Climate change will dramatically shift European electricity demand
A team of scientists from Germany and the United States has determined that rising temperatures due to climate change will have a dramatic impact on Europe’s electricity consumption patterns, ultimately putting extra strain on European power grids.
Led by scientists from the Potsdam Institute for Climate Impact Research (PIK), the new study was published in the journal Proceedings of the National Academy of Sciences (PNAS), analyzing what unchecked global warming would look like for Europe’s electricity demand. The key findings from the study, North–south polarization of European electricity consumption under future warming, find that daily peak loads in Southern Europe will likely increase while overall consumption will shift from Northern Europe to the South.
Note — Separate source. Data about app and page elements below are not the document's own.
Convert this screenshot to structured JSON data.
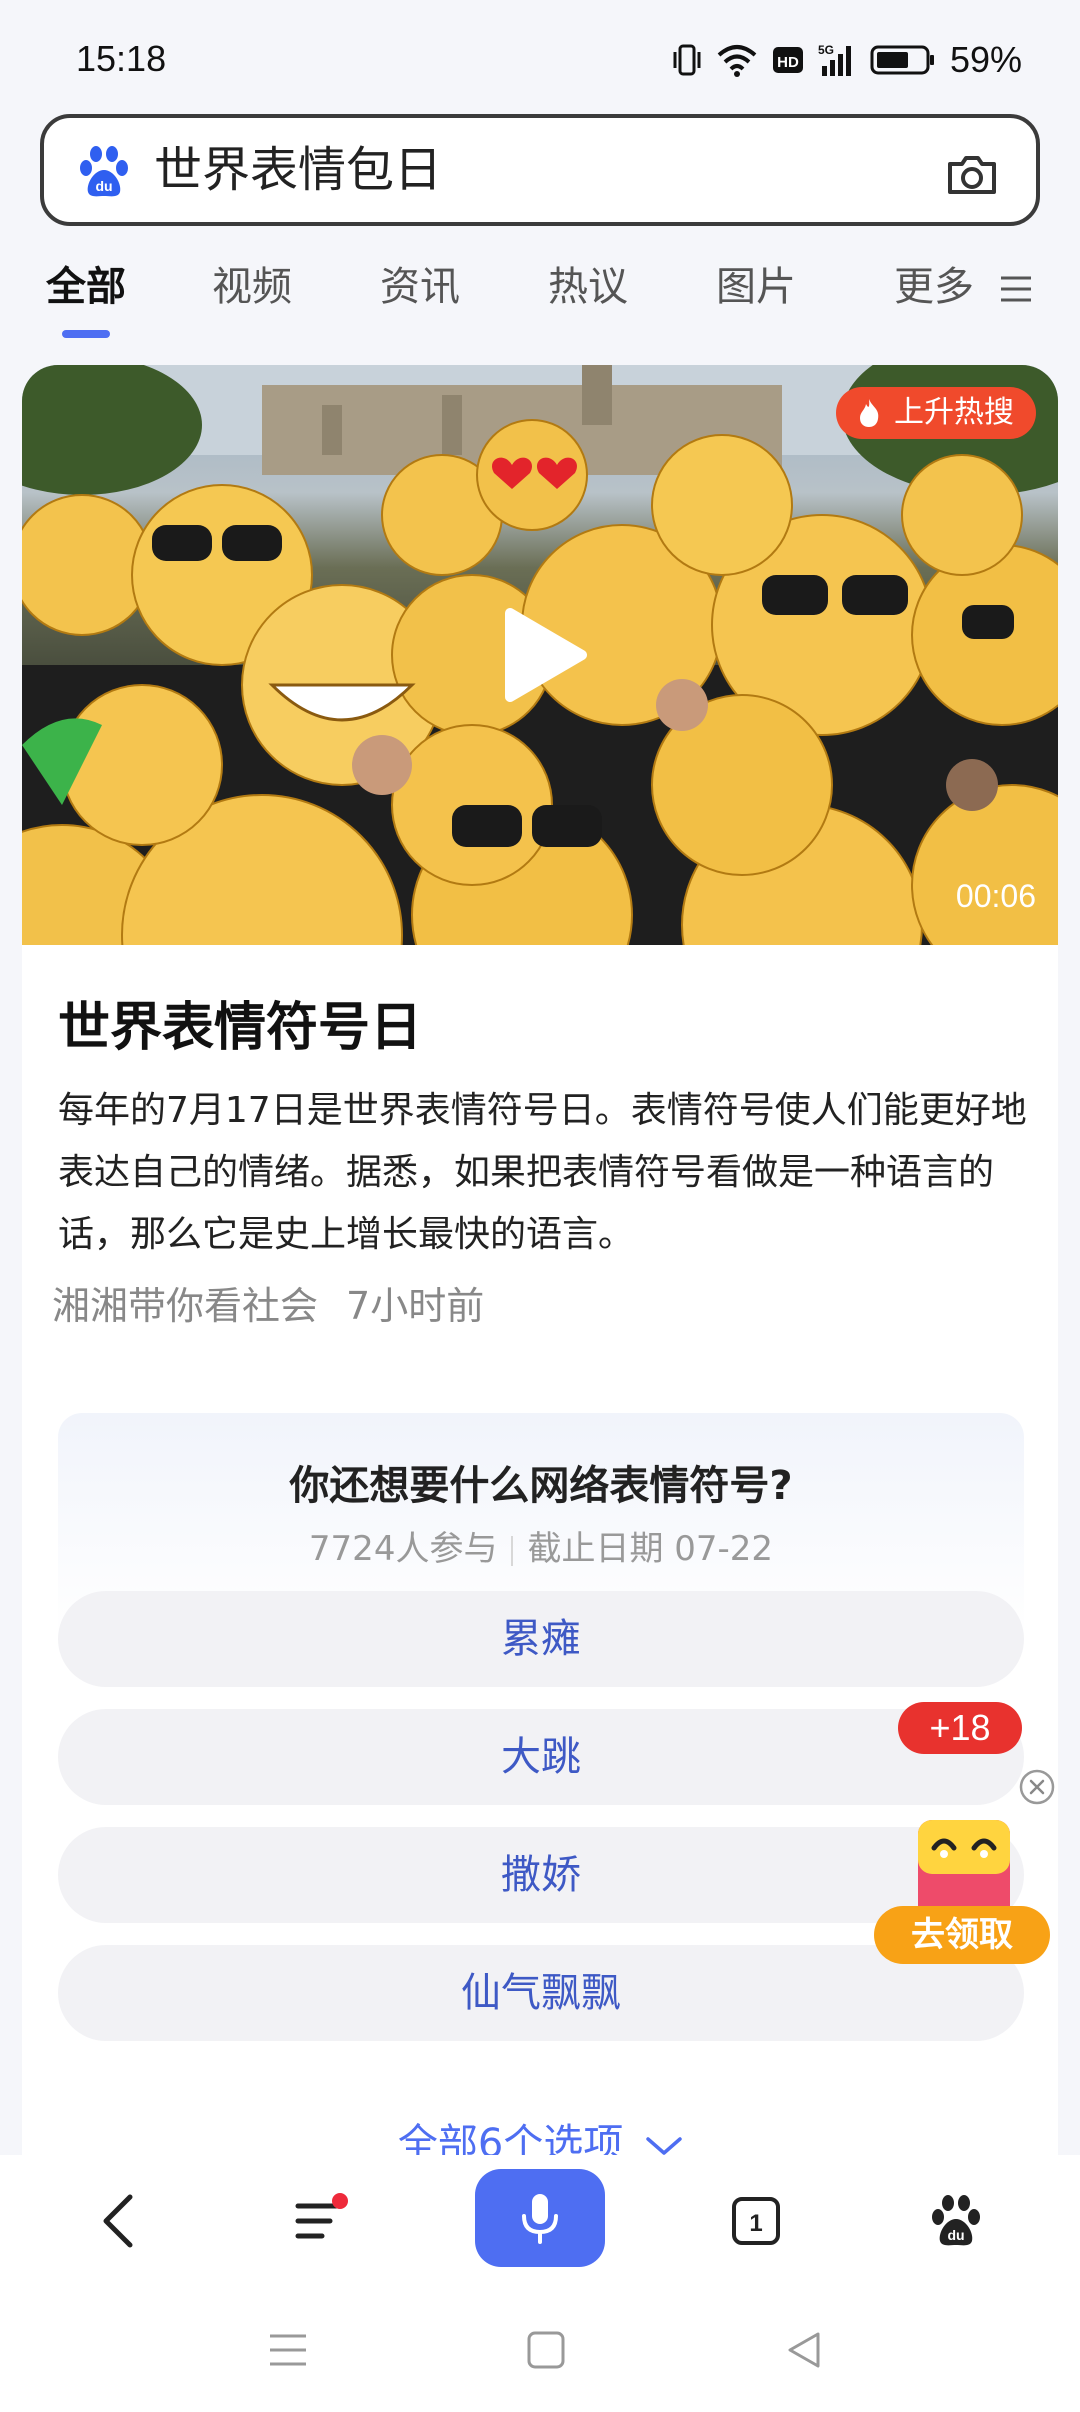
{
  "status_bar": {
    "time": "15:18",
    "battery": "59%",
    "icons": [
      "vibrate-icon",
      "wifi-icon",
      "hd-icon",
      "5g-signal-icon",
      "battery-icon"
    ]
  },
  "search": {
    "query": "世界表情包日",
    "logo_icon": "baidu-paw-icon",
    "camera_icon": "camera-icon"
  },
  "tabs": [
    {
      "label": "全部",
      "active": true
    },
    {
      "label": "视频",
      "active": false
    },
    {
      "label": "资讯",
      "active": false
    },
    {
      "label": "热议",
      "active": false
    },
    {
      "label": "图片",
      "active": false
    },
    {
      "label": "更多",
      "active": false
    }
  ],
  "video": {
    "badge": "上升热搜",
    "duration": "00:06"
  },
  "article": {
    "title": "世界表情符号日",
    "body": "每年的7月17日是世界表情符号日。表情符号使人们能更好地表达自己的情绪。据悉，如果把表情符号看做是一种语言的话，那么它是史上增长最快的语言。",
    "source": "湘湘带你看社会",
    "time": "7小时前"
  },
  "poll": {
    "question": "你还想要什么网络表情符号?",
    "participants": "7724人参与",
    "deadline": "截止日期 07-22",
    "options": [
      "累瘫",
      "大跳",
      "撒娇",
      "仙气飘飘"
    ],
    "more": "全部6个选项"
  },
  "reward": {
    "bubble": "+18",
    "button": "去领取"
  },
  "colors": {
    "accent": "#4e6ef2",
    "hot": "#f04a2c",
    "reward_orange": "#f8a216"
  }
}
Maybe most important, considering its impact on the European electricity grids, the authors also conclud that a majority of countries will see a shift of temperature-driven annual peak demand from winter to summer by the end of this century.
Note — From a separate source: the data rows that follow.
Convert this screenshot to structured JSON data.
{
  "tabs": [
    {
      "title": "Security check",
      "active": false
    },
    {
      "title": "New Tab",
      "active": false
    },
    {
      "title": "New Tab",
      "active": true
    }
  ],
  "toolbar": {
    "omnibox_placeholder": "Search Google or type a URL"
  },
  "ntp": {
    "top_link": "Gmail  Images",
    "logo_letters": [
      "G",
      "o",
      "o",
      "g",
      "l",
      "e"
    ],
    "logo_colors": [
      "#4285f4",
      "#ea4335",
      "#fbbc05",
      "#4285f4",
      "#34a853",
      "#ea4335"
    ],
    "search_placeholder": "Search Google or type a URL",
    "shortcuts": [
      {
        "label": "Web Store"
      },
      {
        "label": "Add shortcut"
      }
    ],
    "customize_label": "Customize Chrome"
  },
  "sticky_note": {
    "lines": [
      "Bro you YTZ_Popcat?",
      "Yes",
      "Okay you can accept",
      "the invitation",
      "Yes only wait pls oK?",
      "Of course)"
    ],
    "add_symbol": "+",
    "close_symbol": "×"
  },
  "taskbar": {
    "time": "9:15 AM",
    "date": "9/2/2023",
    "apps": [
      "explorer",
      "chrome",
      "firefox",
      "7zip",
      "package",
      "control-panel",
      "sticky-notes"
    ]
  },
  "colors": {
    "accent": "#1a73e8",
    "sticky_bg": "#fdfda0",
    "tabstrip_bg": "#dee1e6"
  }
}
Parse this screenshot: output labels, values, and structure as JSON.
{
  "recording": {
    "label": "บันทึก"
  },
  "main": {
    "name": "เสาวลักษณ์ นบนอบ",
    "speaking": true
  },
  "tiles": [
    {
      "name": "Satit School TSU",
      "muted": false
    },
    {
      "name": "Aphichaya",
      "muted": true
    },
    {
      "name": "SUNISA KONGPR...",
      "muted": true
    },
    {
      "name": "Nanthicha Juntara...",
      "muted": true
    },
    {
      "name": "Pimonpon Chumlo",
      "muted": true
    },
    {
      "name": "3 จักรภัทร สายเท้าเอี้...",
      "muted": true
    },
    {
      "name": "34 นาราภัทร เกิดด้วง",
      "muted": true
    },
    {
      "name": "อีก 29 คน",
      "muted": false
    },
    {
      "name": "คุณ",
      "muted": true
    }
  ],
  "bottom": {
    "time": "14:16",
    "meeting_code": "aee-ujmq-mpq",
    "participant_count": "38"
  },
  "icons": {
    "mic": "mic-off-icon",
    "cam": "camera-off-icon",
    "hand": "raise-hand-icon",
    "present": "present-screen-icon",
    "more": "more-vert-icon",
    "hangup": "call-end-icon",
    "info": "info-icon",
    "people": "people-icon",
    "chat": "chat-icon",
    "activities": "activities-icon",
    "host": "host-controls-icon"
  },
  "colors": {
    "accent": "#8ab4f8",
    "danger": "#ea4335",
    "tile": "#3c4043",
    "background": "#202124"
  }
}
Specifically, “While demand for space heating is expected to decrease in response to less-frequent cold days, increased adoption and operation of air conditioning due to growing demand for space cooling during hot days will put upward pressure on electricity consumption as well as daily and seasonal peak loads.”
“It is fascinating to see how the response of electricity consumption to temperature changes is similar across European countries’ peak and total electricity use seem to be smallest on days with a maximum temperature of about 22°C (72°F), and increases when this daily maximum temperature either rises or falls,” said lead author Leonie Wenz from the Potsdam Institute for Climate Impact Research.
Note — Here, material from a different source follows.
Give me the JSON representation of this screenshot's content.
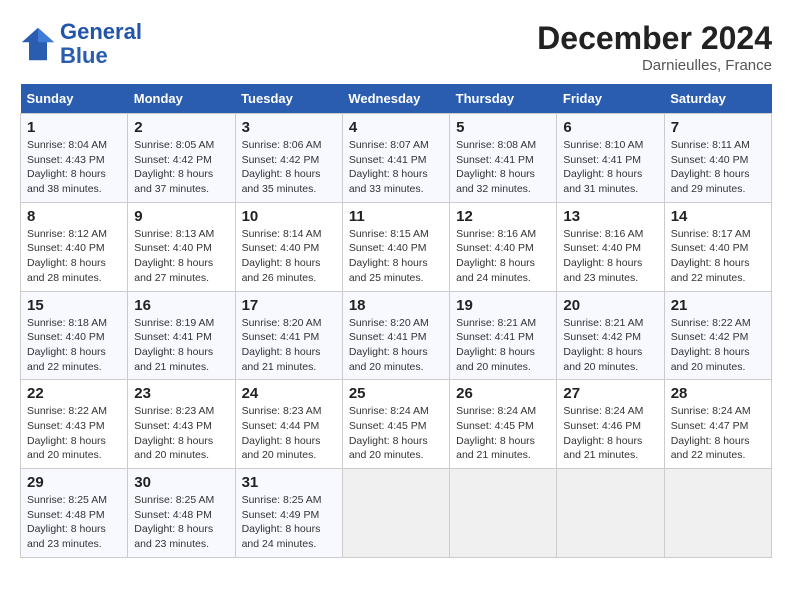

“We use this common characteristic as a basis for estimating future electricity consumption under climate change — that is beyond the current temperature range. That way, those European countries that are already experiencing very hot temperatures today serve as examples for the future of cooler countries. It turns out that electricity demand in Europe will shift from countries like Sweden or Norway to countries like Portugal or Spain. Concurrently, the annual peak load will shift from winter to summer in most countries.”
The impact is obviously not just seen on electricity demand but has dire consequences on humanity itself. The authors highlight the impact that hotter temperatures have on humans, and point to research which shows such factors negatively impact human health, social interactions, and economic output — not to mention increased deaths due to heat waves.
“Quantifying the connection between heat and human behavior is at the frontier of climate change research,” added co-author Max Auffhammer from the University of California, Berkeley. “There now is ample evidence that when it’s hot outside, air quality suffers, people are more stressed, aggressive, violent and less productive, mortality and crime rates rise. All sectors of the economy are affected by thermal stress, from the residential to the commercial, agricultural to the industrial sector. “
This turns it back around to the underlying premise of the article, namely that to accommodate and combat the shift in temperatures and the increase in hot weather, humans naturally turn to air conditioners.
“The main adaptation mechanism available to humans to combat high outdoor temperatures is a cooled indoor built environment, which in most settings requires the consumption of significant amounts of electricity,” continued Auffhammer. “This increased demand for air conditioning will put pressure on electricity grids when it is hot outside and generation and transmission infrastructure are already strained.”
This might sound like something of a no-brainer, but air conditioning has never found the widespread love and devotion in Europe as in other countries such as the United States and some parts of Australia.
“A few decades ago, no ordinary car in Europe had air conditioning, today almost every automobile has it — the same development will probably happen with buildings in Europe, yet not for reasons of comfort but due to necessity,” added co-author Anders Levermann from PIK and Columbia University in New York. “People will need to cool down their environments to keep up their life and economic productivity.”